We have all experienced the failings of these approaches. Businesses create three-year strategic plans that are redundant in two weeks. Then next year repeat the process. We apply change management and HR techniques that are openly mocked by our employees. We use analysis and algorithms to crunch big data, and are caught completely off guard by sudden market shifts. We run surveys to tell us things we already know. We break our own rules to get things done.
Leaders being left behind
A number of these perverse outcomes are locked by the rigid structure of many organisations. The people at the top often act as a wise council. They read widely and understand complexity but are often frustrated by their inability to affect change.
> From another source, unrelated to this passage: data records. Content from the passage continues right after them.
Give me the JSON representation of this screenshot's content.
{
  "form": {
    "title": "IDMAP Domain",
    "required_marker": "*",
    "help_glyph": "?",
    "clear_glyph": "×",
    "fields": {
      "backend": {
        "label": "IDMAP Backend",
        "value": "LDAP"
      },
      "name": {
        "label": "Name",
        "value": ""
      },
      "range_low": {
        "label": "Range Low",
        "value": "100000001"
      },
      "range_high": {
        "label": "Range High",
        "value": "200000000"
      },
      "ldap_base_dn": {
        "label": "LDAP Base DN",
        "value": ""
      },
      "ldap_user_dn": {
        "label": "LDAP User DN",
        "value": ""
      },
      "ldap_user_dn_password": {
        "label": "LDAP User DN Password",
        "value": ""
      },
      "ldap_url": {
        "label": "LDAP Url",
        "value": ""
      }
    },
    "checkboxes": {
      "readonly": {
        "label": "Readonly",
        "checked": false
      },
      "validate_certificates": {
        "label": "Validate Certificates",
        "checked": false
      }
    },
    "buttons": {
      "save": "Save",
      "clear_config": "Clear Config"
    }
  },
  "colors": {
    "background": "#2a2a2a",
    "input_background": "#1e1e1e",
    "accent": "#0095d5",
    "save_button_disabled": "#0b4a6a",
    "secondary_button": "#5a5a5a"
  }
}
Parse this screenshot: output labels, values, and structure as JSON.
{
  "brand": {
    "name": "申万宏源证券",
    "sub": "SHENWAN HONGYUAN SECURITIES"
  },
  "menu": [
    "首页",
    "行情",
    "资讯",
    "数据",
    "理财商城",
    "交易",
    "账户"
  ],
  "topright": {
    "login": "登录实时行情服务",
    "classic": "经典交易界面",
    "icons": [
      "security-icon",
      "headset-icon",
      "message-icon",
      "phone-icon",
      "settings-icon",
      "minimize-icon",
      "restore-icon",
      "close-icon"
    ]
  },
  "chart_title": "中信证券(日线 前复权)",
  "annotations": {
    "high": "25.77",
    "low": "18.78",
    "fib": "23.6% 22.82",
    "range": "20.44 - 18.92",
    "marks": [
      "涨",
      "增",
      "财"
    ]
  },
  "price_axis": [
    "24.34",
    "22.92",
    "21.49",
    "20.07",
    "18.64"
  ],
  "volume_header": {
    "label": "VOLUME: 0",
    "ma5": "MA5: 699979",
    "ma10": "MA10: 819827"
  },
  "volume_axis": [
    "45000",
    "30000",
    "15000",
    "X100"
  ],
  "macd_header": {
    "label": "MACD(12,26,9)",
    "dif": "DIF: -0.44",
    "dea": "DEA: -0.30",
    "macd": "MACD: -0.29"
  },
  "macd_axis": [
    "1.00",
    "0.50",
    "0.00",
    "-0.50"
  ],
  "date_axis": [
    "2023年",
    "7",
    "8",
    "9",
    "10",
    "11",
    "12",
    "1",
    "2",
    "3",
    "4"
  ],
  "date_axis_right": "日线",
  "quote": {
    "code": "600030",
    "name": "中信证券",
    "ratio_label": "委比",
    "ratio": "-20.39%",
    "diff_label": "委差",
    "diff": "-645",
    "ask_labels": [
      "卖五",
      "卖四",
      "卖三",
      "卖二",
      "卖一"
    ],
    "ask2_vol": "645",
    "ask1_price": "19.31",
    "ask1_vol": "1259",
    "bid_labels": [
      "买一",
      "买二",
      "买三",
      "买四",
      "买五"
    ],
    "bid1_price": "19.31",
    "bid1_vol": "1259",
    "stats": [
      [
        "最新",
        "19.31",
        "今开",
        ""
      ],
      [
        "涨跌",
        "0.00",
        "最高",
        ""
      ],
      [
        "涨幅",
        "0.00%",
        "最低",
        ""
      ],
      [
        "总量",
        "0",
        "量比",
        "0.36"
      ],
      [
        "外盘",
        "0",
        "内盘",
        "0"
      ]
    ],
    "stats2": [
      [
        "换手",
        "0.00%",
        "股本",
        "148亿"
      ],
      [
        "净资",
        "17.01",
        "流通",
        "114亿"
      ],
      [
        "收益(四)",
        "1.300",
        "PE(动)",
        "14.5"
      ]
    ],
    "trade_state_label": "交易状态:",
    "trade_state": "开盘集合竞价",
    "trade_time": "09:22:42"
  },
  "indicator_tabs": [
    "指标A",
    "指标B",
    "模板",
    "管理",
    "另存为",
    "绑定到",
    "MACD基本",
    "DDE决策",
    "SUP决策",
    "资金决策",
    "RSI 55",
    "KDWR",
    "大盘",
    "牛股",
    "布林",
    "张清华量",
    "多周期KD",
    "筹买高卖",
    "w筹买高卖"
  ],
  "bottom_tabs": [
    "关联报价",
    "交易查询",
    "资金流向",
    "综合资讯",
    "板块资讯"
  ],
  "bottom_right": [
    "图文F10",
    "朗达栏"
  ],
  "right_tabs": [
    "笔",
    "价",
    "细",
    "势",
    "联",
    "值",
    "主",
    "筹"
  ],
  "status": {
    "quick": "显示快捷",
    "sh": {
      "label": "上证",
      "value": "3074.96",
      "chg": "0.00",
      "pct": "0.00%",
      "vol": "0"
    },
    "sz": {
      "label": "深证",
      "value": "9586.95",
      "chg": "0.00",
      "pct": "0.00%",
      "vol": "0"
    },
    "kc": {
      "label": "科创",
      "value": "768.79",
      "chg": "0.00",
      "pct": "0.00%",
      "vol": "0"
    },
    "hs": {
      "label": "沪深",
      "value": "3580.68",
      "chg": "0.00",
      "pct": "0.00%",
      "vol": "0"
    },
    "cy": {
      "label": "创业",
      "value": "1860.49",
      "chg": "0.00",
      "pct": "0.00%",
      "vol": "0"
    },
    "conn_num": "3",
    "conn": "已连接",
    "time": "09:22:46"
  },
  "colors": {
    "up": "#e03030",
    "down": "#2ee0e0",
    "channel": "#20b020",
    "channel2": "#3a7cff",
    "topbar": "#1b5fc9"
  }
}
The workers at the bottom of the pyramid understand complexity, too. They interact with real people, tackle issues and take risks. They often rely on informal networks, intuition and creativity (often creative rule-breaking) to solve problems and get things done.
Middle managers understand complexity because they have either been promoted from operational roles or constantly fight unexpected fires. This part of the organisation is generally constrained by policy, procedure and budget. Following the rules, meeting targets and ensuring compliance becomes the focus.
This systemic detachment between the coalface of operations and leaders’ strategic desires acts as an extremely effective shield against fully comprehending complexity and effecting change. Innovation and agility either tend to happen by accident or good fortune.
Most senior business leaders were educated in a time when systems thinking was at its peak. Data, analysis and detailed planning was the focus.
There is a widening gap in the New Zealand market between those who are embracing the emerging paradigm of complexity management, and the senior people who are stuck in old approaches. A large part of the challenge is applying complexity management techniques without upsetting the sensibilities of senior managers. Success often comes with self-selected teams, and identifying leaders who are willing to embrace change.
Formal authority, knowledge and ‘expertise’ often constrain us though hubris. Those who embrace uncertainty and engage with the power of complex human networks will emerge as the truly agile leaders.
Steve McCrone is executive director of Cornwall Strategic